"A measure by state Sen. Connie Leyva, D-Chino, would require the systems to provide abortion pills at their student health centers," reports Capitol Public Radio. "Leyva introduced the bill after UC Berkeley declined student petitions to provide the medication at its on-campus health center. Cal student Adiba Khan read the letter of a classmate to the Senate Health committee. She described missing class, work and her internship as she searched for an off-campus provider. 'I lost about $300 throughout this entire process,' Khan read. 'I lost days of lecture that could help me get a higher grade. I lost valuable experience from my internship.'"

Leyva may have been the first legislator to propose the idea, but it's one that every progressive lawmaker should consider adopting in their states, too.

As doctors recently noted, RU 486 -- also known as Mifepristone – is a safe and extremely effective way to end a pregnancy, provided it is used early in gestation. Because it consists of simply taking medication, there is no reason whatsoever that it couldn't be used over-the-counter or without a doctor's supervision.

Dispensing RU 486 at a health center, just like prescription birth control, is just a small step toward that eventual goal, but one that provides extremely limited risks and massive gains for those who need timely local abortion care.

Abortion opponents, of course, are objecting strenuously to the proposal. Local anti-abortion groups claim that the procedure poses safety risks, despite the fact that medical abortion has resulted in "serious adverse affects" in only about 0.05 percent of cases, according to Leyva.

The most common complication from the medication is that it sometimes does not successfully end the pregnancy -- a fact that the movement has actually turned into their own "abortion reversal" project. In addition to the "safety" argument, abortion opponents are also relying on their old standby: the "taxpayers funding abortion" claim.

For her part, Deanna Wallace of Americans United for Life told the Christian Post that the bill "is just another attempt to force taxpayers to subsidize the abortion industry."

The California bill -- if it does become law -- wouldn't go into effect until at least 2020, and is already facing a number of changes.

One amendment suggests that a doctor or medical practitioner be brought onto campus in order to facilitate the medical abortion. While that would still relieve the need to leave campus, as well as the costs and missed class time that would be required, it would place a larger burden on reproductive health groups to supply an additional -- and largely unnecessary -- provider.

Medical abortion is safe, and, if used early, it is almost always effective. The medical effects are not "safety issues" but the inevitable symptoms of any miscarriage, be it natural or medically induced.

There is no reason that RU 486 shouldn't be offered in every student center -- and by whatever health care worker is available at the health center on that day. California may be the first to attempt this approach, but every school system should consider this option, as the federal government continues chipping away at abortion access.

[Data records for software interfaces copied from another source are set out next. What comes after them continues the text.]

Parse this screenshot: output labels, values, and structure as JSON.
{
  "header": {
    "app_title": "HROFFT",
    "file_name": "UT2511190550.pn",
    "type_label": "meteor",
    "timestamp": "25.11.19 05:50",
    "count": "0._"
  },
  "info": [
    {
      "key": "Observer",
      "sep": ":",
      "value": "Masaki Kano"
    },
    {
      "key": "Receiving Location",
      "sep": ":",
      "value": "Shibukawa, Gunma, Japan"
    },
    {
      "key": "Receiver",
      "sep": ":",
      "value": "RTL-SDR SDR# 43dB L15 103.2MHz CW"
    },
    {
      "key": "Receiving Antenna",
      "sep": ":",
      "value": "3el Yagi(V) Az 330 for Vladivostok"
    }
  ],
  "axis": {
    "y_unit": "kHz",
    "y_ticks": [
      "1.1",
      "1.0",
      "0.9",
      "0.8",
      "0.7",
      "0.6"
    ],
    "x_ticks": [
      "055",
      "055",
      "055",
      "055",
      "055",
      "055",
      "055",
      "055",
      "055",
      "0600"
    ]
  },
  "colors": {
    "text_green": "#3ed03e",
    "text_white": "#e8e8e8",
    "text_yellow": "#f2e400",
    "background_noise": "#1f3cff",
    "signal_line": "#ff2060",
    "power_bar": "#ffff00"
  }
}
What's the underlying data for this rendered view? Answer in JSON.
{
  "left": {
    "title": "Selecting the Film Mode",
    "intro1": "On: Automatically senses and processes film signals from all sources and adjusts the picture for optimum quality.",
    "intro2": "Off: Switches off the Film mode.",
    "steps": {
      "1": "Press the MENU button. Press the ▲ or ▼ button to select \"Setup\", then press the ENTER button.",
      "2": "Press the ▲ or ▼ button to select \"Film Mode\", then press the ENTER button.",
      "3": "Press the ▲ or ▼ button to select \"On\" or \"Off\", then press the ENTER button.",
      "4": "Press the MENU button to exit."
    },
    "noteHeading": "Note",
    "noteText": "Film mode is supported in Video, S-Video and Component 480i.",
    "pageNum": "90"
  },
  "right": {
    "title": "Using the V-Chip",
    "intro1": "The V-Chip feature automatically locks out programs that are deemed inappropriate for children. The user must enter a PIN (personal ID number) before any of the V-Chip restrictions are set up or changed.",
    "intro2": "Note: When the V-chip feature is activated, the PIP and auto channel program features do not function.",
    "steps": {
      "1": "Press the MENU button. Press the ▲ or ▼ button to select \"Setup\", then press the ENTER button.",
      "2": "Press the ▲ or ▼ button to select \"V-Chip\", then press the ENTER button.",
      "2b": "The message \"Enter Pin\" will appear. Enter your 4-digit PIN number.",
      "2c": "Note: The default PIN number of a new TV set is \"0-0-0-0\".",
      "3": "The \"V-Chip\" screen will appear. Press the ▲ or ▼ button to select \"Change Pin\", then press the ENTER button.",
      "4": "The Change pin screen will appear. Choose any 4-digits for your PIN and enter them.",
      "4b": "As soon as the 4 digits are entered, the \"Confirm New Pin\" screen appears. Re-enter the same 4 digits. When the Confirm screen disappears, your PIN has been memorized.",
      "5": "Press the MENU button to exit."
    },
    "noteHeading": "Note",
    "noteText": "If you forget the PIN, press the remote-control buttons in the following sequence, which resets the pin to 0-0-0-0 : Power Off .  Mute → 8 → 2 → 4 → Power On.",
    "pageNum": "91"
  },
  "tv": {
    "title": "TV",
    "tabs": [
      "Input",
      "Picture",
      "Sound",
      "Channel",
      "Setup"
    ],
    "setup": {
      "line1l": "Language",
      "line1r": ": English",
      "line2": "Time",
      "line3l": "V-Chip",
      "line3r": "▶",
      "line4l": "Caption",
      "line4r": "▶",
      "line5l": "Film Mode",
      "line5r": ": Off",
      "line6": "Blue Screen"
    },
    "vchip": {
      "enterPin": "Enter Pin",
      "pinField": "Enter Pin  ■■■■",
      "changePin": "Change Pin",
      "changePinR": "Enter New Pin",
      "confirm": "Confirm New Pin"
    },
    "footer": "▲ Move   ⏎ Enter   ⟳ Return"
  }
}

This piece was reprinted by Truthout with permission or license. It may not be reproduced in any form without permission or license from the source.

Robin Marty

Robin Marty is a freelance writer and editor from Minneapolis, Minnesota. Formerly, she worked as the director of special projects for the Center for Independent Media.